The idea may have been a noble one but at that cost of accuracy.
Despite the saws obvious flaws I find it to still produce repeatable, quality cuts.
There is almost no vibration on the blade and the measurements printed on the saw are close to spot on.
The miter gauge is also quite nifty. It incorporates a wider fence, a clamp to hold down stock, and useful angle measurements (60° in both directions) printed on its base.
The clamp on the gauge seems to be intended for use with the sliding bed only where you would align the stock against the miter gauge fence, clamp it down, and then use the sliding bed to push the stock through the blade.
In the case where it is required to push the stock through the blade with the gauge itself, the clamp can’t be used.
Unfortunately, the miter gauge does not fit snugly in the slots on the saw bed as the slots are slightly wider than the gauge rail. This won’t hinder quick cuts where deadly precision is not the main concern.
In cases where it is, however, you’ll be better off using a tool designed for making accurate miter cuts like the Metabo KGS 254 M.
Who was this saw made for?

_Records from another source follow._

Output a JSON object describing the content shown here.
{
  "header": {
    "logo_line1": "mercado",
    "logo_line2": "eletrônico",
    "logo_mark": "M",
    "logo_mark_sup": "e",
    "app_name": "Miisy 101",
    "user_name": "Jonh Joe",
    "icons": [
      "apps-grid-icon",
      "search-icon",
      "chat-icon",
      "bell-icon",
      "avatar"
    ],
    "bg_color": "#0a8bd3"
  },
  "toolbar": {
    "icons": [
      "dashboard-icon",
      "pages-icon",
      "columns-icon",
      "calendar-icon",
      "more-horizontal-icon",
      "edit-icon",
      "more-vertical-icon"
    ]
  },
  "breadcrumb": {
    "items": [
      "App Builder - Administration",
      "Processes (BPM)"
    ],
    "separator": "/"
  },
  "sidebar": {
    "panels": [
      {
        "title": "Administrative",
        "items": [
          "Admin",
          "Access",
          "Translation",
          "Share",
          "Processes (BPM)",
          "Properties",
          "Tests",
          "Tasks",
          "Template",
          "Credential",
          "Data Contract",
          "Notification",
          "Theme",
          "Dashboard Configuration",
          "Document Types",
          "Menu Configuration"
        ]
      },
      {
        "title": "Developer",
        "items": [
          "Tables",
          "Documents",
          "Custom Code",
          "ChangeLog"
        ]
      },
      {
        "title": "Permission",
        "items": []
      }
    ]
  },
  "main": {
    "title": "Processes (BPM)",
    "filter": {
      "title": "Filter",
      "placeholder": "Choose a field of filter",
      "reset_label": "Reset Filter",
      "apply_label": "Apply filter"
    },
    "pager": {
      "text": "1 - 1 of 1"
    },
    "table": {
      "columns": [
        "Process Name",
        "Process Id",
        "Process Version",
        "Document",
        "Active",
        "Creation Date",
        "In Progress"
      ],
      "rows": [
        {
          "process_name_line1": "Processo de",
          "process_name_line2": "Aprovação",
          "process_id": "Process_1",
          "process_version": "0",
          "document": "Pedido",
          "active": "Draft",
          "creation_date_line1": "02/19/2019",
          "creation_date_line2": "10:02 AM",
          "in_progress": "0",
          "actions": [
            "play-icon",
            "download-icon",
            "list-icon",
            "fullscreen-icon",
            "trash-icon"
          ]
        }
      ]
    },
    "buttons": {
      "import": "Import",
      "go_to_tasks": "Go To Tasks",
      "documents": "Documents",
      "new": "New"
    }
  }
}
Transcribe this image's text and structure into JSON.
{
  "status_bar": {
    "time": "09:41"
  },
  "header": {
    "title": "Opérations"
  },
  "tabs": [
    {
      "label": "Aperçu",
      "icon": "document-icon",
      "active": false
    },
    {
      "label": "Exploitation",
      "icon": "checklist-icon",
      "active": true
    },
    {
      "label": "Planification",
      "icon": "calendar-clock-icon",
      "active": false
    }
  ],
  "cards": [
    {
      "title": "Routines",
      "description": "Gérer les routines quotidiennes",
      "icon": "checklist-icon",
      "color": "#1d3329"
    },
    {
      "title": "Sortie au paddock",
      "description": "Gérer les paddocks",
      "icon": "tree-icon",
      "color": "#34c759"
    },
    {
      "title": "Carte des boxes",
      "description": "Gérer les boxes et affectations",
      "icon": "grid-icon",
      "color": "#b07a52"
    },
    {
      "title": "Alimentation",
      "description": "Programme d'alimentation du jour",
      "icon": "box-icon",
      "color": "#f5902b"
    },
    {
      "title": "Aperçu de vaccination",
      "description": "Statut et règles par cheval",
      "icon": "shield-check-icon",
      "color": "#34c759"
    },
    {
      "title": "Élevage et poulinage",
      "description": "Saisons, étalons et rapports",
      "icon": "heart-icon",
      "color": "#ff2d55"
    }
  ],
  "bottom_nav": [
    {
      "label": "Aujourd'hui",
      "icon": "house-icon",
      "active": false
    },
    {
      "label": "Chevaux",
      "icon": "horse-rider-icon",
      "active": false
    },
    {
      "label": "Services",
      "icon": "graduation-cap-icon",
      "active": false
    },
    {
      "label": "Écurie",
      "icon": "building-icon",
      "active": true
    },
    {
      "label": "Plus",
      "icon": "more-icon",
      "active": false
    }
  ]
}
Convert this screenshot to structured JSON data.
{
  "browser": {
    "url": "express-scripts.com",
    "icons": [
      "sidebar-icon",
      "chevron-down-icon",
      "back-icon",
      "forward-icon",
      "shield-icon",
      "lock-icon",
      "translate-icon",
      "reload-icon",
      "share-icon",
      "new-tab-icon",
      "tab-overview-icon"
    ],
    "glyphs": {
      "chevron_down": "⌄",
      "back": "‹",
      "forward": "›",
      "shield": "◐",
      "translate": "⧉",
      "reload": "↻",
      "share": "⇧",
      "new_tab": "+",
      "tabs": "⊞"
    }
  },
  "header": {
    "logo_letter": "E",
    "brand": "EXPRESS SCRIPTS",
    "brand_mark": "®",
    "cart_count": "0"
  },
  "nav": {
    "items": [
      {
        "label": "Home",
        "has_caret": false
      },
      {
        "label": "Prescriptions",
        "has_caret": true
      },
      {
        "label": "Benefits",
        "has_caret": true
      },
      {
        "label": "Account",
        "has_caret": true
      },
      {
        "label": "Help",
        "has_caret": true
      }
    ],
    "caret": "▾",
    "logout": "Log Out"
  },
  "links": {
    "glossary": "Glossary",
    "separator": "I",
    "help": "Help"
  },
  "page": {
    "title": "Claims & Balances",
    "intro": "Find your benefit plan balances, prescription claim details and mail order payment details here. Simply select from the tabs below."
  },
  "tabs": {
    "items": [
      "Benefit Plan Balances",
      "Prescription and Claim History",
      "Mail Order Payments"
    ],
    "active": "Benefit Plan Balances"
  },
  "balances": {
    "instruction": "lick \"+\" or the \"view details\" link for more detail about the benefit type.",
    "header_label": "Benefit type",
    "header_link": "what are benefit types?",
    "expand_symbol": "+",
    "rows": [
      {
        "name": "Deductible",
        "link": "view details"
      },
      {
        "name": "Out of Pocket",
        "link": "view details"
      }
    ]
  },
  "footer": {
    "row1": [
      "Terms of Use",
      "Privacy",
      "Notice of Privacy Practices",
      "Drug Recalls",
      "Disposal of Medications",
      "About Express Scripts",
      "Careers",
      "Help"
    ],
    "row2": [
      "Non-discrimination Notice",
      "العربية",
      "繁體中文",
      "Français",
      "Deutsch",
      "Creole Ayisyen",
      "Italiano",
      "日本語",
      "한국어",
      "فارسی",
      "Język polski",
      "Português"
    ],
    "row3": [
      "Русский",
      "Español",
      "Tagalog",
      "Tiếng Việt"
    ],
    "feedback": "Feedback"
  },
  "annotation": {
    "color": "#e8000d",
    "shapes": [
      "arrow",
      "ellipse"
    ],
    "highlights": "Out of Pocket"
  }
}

Makita is known for making quality, professional grade, power tools but unfortunately for the likes of hobbyists, these come with a professional grade price tag. A price tag that is often not justifiable for the type of person that’s in the woodworking game for the love of it. Maby that’s why Makita decided to throw guys like us a bone by scaling down their design and building a saw that falls in our price range.
If the food on your plate and the clothes on your back depend on your table saw then this saw is not for you. This saw was made for people who enjoy making dust in their small home woodshops over weekends.
With the MLT 100, Makita has given the little guy a more achievable way of owning one of the big hitter brands when it comes to table saws. For its price, you are unlikely to find anything better but unfortunately, you get what you pay for. Cheaper saws aren’t without their flaws and if deadly precision is what you desire you are better off digging deeper into your pocket and looking at the Makita 2704 or the Bosch GTS 10 XC. Where the MLT 100 falls short, these saws pic up the slack.
To see the Makita MLT 100 in action check out some of our builds on our Youtube channel, Woodshop Junkies.
Installing the Makita MLT 100 into my All-In-One woodworking station